«I’m writing a book that debunks the effectiveness of business consultants.»
«But common sense would say that you’re being a consultant yourself. So your opinion is logically flawed. Only people with no common sense will buy your book»
«I prefer to call them the mass market …»
Dogbert and Dilbert in a Dilbert Comic
A while ago, I had the opportunity to take part in a small LEGO Serious Play workshop. I admit that I am rather skeptical of so-called creativity techniques. Esp. if they come with an registered trade mark and cost a lot of money to «learn». And the LEGO isn’t cheap either.
And yeah, looks like «LEGO Serious Play» should rather be called «LEGO Seriously Played». Because people seem to pay a lot of money (1500€) in order to become an instructor. And to instruct what, exactly? Play with LEGOs and try to claim to be creative?
Because judging by how the workshop went, the LEGO did not do much. It did not impart additional knowledge about the topic. That has to happen before a workshop. You need to occupy yourself with the topic. LEGO will not help you there.
When it came to the ideas themselves, they did not come from LEGO either. Participants had ideas, then used LEGO pieces to express these ideas. Creativity was used to overcome limitations in the LEGO pieces to express the ideas. But the ideas themselves? They came from creative participants, not from the so-called creativity technique. Instead of «playing» with LEGO, the same participants could, e.g., have gone for a walk (without distractions, i.e., not listening to music/podcasts, not talking with someone else).
If LEGO Serious Play would actually increase creativity, the ideas would flow from the LEGO pieces, or the interaction with them, to the person. There might be studies that show such an effect, but I did not see it during the workshop. In the best case it gives people a reason to come together and do something else, with LEGO being an ice-breaker and excuse to occupy themselves with a topic. But LEGO will fail unless the participants have extensive knowledge about the issue at hand and are open enough to see things in a new light. Proponents of LEGO Serious Play will claim that LEGO with introduce this openness. I am a bit more skeptical and a bit more thrifty. And if it’s just expressing yourself in a physical medium, then why not use playdoh.
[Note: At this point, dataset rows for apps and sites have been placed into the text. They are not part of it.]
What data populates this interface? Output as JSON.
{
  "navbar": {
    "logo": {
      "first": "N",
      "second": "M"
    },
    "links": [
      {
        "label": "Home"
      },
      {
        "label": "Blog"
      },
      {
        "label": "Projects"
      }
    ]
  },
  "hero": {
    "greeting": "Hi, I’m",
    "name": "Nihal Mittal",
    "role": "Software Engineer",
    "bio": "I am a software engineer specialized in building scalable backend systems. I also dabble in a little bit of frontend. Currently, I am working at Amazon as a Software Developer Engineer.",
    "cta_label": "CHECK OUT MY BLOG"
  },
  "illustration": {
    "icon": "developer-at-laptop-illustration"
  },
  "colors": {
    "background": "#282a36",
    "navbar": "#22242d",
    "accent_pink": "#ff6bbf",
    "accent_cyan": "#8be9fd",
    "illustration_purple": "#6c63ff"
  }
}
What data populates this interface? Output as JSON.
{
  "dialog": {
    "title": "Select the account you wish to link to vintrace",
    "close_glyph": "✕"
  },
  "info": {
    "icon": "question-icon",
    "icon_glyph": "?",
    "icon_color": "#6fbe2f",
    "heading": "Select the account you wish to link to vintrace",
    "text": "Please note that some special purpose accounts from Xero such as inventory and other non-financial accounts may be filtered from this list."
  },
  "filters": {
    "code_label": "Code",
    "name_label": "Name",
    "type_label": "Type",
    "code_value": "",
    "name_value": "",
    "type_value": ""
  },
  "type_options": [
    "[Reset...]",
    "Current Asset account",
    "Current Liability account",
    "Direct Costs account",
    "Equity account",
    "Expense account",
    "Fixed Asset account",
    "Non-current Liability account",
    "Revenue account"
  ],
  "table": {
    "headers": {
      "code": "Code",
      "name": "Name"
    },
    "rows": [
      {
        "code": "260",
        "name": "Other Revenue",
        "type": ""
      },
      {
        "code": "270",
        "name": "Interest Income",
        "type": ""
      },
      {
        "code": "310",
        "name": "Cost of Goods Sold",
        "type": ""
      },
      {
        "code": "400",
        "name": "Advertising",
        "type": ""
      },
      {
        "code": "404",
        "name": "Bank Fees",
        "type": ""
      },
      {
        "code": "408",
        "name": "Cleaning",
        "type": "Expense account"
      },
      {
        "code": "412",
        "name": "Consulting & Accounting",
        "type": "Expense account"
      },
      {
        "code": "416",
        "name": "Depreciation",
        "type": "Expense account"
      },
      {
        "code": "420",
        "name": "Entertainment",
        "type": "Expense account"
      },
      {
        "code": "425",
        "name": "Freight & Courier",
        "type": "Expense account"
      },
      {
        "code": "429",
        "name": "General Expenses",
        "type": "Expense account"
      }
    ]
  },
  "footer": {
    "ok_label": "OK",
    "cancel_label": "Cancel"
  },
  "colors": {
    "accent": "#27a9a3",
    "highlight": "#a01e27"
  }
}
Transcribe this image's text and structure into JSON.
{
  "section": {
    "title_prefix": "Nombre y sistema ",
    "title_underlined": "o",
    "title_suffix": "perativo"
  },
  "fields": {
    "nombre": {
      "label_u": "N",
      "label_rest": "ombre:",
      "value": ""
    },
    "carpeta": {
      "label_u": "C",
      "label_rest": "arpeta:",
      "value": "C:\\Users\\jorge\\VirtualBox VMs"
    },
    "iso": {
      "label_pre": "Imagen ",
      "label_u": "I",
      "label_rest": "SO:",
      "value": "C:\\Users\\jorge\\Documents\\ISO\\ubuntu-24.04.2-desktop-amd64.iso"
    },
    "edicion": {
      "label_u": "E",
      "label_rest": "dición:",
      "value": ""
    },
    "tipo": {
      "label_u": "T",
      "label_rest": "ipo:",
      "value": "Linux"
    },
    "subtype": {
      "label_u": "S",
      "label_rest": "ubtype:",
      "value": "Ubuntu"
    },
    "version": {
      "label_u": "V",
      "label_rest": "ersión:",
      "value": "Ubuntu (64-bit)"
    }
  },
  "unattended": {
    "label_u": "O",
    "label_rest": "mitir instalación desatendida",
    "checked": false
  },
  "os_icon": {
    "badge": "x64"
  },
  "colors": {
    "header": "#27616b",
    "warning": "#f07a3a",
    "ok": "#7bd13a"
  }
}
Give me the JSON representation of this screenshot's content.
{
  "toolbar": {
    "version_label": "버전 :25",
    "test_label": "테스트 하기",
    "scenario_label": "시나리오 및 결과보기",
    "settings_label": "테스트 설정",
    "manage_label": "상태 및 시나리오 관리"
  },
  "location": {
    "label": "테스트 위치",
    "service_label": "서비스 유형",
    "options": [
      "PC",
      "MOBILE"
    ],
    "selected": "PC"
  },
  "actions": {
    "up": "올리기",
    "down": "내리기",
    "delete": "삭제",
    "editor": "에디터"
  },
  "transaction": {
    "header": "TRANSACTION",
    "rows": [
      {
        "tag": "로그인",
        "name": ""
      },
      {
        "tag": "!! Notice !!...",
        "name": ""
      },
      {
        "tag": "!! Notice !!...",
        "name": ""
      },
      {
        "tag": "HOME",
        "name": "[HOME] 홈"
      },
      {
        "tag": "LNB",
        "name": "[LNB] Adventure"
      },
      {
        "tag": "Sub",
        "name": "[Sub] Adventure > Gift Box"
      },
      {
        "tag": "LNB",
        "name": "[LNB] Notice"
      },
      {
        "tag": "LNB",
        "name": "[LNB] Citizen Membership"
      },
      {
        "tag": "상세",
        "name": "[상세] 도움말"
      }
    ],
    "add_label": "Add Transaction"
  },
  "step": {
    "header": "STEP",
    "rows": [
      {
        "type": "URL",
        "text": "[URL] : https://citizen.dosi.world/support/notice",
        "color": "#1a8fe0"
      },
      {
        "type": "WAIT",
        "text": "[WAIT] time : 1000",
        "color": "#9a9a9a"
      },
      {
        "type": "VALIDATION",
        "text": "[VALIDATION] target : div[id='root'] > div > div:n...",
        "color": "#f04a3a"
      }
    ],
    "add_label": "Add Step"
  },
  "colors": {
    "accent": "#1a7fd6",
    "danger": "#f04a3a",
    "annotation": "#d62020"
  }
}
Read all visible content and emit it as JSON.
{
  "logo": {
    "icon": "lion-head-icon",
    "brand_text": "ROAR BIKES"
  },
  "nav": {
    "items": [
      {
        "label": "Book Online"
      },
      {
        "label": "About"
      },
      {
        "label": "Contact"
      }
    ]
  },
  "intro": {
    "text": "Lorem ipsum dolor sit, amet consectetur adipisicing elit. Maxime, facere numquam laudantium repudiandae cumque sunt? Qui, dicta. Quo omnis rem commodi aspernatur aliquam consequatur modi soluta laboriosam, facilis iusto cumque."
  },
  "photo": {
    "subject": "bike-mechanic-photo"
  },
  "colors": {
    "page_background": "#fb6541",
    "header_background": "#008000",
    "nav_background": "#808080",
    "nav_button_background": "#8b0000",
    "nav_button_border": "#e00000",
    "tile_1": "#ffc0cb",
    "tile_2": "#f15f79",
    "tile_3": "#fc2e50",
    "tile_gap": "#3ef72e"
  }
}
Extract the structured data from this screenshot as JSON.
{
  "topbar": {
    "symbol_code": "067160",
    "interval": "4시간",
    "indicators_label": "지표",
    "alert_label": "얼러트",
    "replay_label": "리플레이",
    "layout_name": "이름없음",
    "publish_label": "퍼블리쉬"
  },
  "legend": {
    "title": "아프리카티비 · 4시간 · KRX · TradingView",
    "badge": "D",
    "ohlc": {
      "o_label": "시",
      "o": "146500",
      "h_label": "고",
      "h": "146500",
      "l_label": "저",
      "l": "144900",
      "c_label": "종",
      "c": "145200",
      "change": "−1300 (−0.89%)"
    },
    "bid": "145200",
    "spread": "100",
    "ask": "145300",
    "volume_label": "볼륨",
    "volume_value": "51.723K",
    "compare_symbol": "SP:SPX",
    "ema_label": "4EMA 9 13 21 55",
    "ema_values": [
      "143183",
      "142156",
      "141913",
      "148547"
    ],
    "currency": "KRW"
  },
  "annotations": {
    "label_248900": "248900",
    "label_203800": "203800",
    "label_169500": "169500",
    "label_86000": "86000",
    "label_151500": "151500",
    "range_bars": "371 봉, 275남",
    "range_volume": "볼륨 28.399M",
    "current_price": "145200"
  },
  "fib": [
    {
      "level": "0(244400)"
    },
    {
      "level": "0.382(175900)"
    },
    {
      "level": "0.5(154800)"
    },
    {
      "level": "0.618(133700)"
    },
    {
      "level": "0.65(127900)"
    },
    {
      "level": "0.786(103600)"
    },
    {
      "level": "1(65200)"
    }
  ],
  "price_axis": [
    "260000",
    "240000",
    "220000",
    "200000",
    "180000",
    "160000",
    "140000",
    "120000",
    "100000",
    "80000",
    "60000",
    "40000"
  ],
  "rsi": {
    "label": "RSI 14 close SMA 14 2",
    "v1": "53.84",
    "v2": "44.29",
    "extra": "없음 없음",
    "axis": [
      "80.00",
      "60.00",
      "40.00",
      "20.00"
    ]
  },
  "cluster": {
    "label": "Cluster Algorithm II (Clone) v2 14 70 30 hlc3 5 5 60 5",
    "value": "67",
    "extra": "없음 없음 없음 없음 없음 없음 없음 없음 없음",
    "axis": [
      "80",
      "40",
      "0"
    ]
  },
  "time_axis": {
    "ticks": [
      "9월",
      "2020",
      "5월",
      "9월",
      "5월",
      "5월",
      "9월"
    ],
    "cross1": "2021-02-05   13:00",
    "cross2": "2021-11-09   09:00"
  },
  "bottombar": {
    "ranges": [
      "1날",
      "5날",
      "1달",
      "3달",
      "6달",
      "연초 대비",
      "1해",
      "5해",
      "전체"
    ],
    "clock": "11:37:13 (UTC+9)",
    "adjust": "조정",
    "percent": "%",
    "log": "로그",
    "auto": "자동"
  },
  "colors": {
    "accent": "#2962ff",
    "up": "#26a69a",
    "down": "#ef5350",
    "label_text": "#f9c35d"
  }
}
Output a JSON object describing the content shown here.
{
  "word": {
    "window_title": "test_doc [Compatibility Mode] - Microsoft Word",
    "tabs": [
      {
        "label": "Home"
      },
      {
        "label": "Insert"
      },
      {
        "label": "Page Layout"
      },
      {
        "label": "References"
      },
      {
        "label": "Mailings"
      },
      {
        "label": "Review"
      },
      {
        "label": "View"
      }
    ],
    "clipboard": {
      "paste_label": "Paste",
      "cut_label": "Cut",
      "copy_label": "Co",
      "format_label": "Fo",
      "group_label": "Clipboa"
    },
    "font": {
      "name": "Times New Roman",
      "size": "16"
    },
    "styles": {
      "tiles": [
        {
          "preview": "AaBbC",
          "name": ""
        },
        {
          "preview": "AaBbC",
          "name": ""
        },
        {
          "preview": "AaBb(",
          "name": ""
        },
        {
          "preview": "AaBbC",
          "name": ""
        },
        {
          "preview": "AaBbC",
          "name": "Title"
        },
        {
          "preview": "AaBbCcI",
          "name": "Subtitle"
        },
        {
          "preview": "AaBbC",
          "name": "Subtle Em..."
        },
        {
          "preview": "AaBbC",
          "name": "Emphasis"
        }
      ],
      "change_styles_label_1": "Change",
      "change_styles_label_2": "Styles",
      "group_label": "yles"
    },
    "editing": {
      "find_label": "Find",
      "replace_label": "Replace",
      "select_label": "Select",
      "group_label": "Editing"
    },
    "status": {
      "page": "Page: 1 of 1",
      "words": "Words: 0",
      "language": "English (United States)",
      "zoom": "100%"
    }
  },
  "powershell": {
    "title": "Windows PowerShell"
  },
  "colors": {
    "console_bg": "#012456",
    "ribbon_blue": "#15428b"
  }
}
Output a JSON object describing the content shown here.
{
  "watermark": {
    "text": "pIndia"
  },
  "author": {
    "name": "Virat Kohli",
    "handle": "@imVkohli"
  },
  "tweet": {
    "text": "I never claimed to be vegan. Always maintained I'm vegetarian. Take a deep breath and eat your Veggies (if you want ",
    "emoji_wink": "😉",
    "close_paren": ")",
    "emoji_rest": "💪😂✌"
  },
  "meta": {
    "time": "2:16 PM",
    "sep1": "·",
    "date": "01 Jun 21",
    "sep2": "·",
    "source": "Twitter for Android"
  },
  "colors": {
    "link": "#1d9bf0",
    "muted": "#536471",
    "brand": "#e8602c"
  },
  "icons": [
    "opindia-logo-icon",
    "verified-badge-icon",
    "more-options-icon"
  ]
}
It’s cheaper and more flexible.
All in all, it looked more like a modern instance of a business hype similar to neuro-linguistic programming (NLP). It was all the rage a few decades ago, but built on a very weak psychological foundation. I get the same pyramid scheme vibe now with LEGO Serious Play.
But who knows, there might be people who profit from it. But if you already are creative, it’s likely more a shackle than a ladder.